The Federal Trade Commission’s chief administrative law judge has ruled that Intuit violated US law with deceptive advertising for TurboTax. The ruling requires Intuit to stop promoting TurboTax as “free” unless all conditions for the free offer are prominently displayed to consumers. This decision is subject to review by the full commission but may result in a 20-year order if it survives appeal. Intuit plans to challenge the decision in federal court, stating that it already adheres to most of the advertising practices outlined in the FTC’s ruling and anticipates no significant impact on its business.
The ruling found that Intuit engaged in deceptive advertising, falsely claiming that consumers could file their taxes online for free using TurboTax. The order sets strict requirements for clear and conspicuous disclosures in various communication formats. Additionally, Intuit had previously settled a separate case with all 50 US states and the District of Columbia, agreeing to pay $141 million in restitution to consumers who were misled by its “free” ad campaign.
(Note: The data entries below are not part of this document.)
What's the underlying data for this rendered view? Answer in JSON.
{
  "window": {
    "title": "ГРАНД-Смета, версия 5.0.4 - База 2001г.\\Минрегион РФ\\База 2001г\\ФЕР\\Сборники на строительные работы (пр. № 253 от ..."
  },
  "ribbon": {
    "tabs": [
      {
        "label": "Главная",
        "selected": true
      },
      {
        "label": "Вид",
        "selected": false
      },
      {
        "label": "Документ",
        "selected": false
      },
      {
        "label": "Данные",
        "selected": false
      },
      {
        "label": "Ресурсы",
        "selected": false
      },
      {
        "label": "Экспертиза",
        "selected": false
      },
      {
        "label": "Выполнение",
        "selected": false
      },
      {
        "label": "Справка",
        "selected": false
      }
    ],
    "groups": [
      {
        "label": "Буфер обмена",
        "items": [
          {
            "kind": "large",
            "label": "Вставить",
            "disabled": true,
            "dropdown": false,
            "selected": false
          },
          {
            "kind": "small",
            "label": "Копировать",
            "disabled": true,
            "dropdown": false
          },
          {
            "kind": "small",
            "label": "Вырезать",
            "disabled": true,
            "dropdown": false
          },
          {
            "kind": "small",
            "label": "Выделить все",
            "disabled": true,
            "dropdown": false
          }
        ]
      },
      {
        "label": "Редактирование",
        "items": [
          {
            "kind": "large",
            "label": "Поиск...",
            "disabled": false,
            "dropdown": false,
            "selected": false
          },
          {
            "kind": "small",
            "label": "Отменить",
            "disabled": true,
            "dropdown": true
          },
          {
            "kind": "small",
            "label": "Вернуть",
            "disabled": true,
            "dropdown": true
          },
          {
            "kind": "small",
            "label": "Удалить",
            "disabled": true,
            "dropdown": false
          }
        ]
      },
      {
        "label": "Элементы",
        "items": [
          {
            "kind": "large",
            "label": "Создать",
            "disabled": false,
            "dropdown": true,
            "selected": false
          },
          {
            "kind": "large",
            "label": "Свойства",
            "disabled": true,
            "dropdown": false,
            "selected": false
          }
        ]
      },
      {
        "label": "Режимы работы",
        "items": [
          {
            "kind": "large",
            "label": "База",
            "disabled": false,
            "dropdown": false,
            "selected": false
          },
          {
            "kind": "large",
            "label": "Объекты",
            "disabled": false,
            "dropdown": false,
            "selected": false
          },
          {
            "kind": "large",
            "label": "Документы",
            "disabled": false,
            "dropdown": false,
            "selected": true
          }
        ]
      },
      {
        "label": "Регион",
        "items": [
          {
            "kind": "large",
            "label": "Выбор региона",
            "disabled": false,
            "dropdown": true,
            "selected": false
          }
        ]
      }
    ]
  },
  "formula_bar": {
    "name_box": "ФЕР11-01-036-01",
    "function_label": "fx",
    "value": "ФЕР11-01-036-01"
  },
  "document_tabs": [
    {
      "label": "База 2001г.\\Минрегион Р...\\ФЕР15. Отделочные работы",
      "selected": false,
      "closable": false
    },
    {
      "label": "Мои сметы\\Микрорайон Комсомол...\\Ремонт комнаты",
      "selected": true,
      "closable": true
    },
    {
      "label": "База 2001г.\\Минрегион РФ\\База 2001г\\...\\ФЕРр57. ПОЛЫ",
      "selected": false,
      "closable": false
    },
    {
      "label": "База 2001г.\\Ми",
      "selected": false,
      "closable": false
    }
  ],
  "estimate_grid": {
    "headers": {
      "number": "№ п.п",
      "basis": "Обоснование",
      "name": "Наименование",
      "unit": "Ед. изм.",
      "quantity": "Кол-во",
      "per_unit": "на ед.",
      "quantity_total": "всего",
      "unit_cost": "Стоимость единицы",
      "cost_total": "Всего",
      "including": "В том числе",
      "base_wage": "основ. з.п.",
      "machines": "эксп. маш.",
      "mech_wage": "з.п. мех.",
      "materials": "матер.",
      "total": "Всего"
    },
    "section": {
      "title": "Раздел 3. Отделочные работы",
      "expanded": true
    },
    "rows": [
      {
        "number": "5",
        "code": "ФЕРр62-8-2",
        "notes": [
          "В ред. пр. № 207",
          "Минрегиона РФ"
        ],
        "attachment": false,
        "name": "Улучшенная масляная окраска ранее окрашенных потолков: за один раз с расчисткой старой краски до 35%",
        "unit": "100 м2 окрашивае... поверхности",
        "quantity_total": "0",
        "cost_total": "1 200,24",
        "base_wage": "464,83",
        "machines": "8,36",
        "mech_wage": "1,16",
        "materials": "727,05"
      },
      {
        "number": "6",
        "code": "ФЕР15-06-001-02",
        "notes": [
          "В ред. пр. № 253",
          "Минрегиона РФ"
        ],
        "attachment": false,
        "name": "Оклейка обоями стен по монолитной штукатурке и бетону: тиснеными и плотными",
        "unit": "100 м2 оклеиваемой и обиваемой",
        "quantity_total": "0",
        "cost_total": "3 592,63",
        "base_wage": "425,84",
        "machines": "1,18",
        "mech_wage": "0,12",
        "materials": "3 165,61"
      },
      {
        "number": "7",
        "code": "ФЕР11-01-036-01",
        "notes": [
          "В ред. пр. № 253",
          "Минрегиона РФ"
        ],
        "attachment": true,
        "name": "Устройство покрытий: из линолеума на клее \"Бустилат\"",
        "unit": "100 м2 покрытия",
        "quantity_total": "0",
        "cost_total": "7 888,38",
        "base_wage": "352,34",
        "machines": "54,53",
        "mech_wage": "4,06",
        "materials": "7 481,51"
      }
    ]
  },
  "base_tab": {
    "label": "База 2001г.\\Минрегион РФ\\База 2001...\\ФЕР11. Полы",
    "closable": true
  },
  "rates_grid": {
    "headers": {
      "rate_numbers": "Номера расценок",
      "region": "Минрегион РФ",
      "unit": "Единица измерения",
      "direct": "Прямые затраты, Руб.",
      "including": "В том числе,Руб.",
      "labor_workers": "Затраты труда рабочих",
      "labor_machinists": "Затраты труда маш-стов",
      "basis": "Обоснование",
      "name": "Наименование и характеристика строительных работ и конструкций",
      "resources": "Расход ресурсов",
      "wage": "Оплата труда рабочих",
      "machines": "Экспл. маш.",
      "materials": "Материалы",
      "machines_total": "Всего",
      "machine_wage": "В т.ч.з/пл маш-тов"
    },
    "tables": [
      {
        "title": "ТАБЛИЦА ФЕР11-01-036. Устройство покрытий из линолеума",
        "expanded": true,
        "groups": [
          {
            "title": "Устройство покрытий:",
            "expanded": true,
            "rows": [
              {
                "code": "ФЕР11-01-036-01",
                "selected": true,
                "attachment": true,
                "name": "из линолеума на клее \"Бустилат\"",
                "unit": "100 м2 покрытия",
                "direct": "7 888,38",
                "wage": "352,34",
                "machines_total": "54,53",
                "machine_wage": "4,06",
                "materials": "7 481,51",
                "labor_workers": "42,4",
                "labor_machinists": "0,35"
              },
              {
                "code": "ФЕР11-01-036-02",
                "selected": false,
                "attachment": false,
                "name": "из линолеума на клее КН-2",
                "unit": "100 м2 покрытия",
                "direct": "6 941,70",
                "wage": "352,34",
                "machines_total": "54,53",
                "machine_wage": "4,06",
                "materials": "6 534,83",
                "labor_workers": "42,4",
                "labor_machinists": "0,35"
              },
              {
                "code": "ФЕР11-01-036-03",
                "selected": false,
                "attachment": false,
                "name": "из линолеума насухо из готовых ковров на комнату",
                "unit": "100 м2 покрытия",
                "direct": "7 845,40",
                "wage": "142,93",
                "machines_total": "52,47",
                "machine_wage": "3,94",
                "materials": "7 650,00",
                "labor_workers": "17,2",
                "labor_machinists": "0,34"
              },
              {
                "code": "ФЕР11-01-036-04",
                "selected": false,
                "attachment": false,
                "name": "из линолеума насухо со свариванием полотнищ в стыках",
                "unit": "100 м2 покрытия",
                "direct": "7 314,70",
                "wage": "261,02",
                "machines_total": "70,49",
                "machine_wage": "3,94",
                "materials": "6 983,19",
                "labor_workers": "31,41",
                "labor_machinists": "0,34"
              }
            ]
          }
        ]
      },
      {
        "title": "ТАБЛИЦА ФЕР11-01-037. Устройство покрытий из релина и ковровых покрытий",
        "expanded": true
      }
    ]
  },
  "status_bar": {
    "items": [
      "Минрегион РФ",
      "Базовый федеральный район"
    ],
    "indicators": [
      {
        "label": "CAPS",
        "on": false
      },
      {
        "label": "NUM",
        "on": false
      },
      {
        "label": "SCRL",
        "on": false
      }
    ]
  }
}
In response, Intuit criticized the FTC’s decision, citing a flawed process and alleged bias.